  • You’re reaching out. Did you call a friend when the holidays felt especially hectic, just to chat and express some of your stress? Did you meet a loved one for coffee as a break from the intense pace of the last few weeks? This is resilience. Reaching out to people in your life and staying connected. It’s rare that resiliency is a solo act; usually our resiliency is supported and reinforced by those around us. For me, I have a friend I call as soon as I’m feeling overwhelmed and she helps talk me off the ledge. And my team and I often reach out to each other when we feel like we are in an over-thinking spiral.
  • You are grateful. Do you keep a gratitude journal? Or, do you find yourself pausing now and again just to say thank you or express appreciation for something in your life? This is resilience.
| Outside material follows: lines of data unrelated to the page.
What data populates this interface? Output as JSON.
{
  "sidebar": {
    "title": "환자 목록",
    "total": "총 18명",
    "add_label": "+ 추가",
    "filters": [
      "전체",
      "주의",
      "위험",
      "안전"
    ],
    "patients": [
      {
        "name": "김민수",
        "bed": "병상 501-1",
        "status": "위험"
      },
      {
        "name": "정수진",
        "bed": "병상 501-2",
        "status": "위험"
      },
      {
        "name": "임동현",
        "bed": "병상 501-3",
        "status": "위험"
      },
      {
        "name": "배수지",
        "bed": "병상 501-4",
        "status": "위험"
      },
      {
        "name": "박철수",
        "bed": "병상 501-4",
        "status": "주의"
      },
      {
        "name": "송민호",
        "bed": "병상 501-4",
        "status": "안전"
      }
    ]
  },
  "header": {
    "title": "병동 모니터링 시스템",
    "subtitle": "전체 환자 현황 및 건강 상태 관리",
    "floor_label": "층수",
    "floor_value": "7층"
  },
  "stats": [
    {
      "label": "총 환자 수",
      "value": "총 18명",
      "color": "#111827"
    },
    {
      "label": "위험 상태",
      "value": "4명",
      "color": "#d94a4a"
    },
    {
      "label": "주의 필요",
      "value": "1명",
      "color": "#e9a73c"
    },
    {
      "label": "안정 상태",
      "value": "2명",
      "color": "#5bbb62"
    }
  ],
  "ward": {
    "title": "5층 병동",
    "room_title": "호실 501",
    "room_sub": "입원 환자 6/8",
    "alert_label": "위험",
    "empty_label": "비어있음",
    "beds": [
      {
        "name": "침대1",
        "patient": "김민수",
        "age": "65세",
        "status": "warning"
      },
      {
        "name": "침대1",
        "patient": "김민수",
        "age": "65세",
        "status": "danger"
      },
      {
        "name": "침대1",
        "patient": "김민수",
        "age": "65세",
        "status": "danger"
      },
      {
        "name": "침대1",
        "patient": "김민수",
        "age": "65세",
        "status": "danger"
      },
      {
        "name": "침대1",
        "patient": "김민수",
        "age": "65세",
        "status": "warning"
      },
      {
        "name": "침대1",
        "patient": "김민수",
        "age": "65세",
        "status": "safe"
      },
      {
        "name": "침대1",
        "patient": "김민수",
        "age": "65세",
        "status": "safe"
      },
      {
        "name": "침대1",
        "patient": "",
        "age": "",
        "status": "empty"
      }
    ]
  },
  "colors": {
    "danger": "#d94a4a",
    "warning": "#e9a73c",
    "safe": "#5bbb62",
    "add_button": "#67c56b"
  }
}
Gratitude and appreciation are key facets of building resiliency. I don’t keep a gratitude journal but I try to meditate on something I am grateful for each day.

See, you are more resilient than you thought! And if for any reason you got through all of this and you’re feeling like it reinforced the ways you aren’t that resilient, use this as a guide to how you can be more resilient. Go ahead and keep trying. Dream. Learn. Take care of yourself. Connect. Appreciate.

Optimism is resiliency. And the great thing is that there is never a perfect pinnacle for either of these. They are like muscles that need to be stretched in order to maintain them, but the more you do the more you’ll have both in your life.

Click to tweet: Optimism is resiliency. And the great thing is that there is never a perfect pinnacle for either of these. They are like muscles that need to be stretched in order to maintain them, but the more you do the more you’ll have both in your life.

How are you experiencing resiliency these days? I’d love to hear and celebrate your resiliency and optimism! Send and e-mail to hello@davine.com, or head over to Facebook, or Instagram, and send me a note there.

“Finding gratitude and appreciation is key to resilience. People who take the time to list things they are grateful for are happier and healthier. It turns out that counting your blessings can actually increase your blessings.” – Sheryl Sandberg

With optimism, resiliency, and love,

Elizabeth